### Task to carry out
Search the entries below for "title". Report each line where it occurs.
── Records for processing ──
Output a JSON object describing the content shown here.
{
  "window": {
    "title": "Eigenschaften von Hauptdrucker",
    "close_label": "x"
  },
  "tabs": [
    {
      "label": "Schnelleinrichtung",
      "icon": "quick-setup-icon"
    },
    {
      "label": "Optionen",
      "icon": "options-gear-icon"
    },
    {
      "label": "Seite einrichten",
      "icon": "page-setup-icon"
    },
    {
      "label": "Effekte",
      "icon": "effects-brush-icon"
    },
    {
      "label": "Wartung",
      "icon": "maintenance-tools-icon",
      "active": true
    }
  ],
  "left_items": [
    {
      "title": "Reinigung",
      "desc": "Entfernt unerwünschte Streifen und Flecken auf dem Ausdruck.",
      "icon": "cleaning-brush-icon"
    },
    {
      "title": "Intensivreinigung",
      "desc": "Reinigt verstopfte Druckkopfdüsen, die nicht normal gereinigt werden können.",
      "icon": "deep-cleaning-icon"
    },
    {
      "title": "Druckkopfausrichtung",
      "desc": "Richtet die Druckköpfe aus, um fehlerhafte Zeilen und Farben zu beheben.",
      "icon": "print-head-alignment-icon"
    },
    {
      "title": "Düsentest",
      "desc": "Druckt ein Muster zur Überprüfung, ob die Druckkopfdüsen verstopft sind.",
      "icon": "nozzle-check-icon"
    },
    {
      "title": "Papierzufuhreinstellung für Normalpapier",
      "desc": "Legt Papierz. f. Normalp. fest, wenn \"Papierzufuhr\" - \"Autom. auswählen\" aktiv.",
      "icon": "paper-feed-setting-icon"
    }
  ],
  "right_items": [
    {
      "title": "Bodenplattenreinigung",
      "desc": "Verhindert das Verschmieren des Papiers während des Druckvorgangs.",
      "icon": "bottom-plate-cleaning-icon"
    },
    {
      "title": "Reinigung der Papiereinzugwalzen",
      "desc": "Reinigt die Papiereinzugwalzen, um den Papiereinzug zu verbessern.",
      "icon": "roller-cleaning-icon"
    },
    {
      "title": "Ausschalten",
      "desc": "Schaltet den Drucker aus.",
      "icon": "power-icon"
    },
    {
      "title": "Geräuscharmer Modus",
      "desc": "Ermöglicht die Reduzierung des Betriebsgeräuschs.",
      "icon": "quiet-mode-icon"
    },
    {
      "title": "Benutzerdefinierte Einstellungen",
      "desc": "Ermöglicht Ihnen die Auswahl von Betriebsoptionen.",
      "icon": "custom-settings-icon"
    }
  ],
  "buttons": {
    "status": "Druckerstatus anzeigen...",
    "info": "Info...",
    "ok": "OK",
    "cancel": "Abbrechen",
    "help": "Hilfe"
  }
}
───
### Task response
    "title": "Eigenschaften von Hauptdrucker",
      "title": "Reinigung",
      "title": "Intensivreinigung",
      "title": "Druckkopfausrichtung",
      "title": "Düsentest",
      "title": "Papierzufuhreinstellung für Normalpapier",
      "title": "Bodenplattenreinigung",
      "title": "Reinigung der Papiereinzugwalzen",
      "title": "Ausschalten",
      "title": "Geräuscharmer Modus",
      "title": "Benutzerdefinierte Einstellungen",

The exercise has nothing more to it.